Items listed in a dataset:
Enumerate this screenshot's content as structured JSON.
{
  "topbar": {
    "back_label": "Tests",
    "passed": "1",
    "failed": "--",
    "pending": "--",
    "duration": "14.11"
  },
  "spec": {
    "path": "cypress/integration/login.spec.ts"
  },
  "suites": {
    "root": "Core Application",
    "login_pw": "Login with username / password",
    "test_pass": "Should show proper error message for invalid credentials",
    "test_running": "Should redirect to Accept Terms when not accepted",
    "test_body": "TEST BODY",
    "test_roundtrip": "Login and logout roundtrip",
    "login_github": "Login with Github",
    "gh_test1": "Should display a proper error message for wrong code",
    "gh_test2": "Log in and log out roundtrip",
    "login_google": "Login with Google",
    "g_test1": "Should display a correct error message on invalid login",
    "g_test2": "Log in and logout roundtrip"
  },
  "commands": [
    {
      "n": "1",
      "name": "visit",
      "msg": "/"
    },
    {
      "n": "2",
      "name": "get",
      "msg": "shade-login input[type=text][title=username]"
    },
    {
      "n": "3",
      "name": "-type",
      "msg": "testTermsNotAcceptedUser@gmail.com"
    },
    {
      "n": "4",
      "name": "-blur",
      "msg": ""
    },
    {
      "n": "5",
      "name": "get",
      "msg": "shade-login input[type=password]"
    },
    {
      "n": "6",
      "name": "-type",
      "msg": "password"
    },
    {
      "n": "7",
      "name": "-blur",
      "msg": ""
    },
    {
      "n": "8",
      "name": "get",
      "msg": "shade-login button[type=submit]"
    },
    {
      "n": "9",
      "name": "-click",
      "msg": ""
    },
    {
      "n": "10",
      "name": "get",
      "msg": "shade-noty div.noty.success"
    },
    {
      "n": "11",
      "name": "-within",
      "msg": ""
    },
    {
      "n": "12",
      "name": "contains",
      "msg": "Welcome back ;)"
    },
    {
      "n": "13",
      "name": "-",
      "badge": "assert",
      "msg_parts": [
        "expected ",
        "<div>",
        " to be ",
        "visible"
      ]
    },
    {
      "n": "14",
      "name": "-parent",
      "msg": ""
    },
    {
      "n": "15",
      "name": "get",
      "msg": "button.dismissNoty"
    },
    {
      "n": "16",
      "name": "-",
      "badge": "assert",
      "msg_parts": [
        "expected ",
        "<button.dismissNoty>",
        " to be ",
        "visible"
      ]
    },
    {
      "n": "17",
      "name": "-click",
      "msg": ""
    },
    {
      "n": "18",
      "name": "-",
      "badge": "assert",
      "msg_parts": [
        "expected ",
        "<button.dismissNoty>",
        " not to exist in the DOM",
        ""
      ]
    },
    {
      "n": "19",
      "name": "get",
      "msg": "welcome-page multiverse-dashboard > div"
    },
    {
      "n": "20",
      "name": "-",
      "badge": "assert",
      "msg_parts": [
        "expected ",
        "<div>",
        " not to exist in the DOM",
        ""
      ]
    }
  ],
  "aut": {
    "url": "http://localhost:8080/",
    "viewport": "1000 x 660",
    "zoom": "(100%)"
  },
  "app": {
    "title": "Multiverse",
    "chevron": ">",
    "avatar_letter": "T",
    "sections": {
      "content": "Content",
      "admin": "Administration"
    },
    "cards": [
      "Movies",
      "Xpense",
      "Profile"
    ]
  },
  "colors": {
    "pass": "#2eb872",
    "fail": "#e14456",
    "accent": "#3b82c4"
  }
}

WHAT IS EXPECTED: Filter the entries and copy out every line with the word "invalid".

ANSWER SPACE:
    "test_pass": "Should show proper error message for invalid credentials",
    "g_test1": "Should display a correct error message on invalid login",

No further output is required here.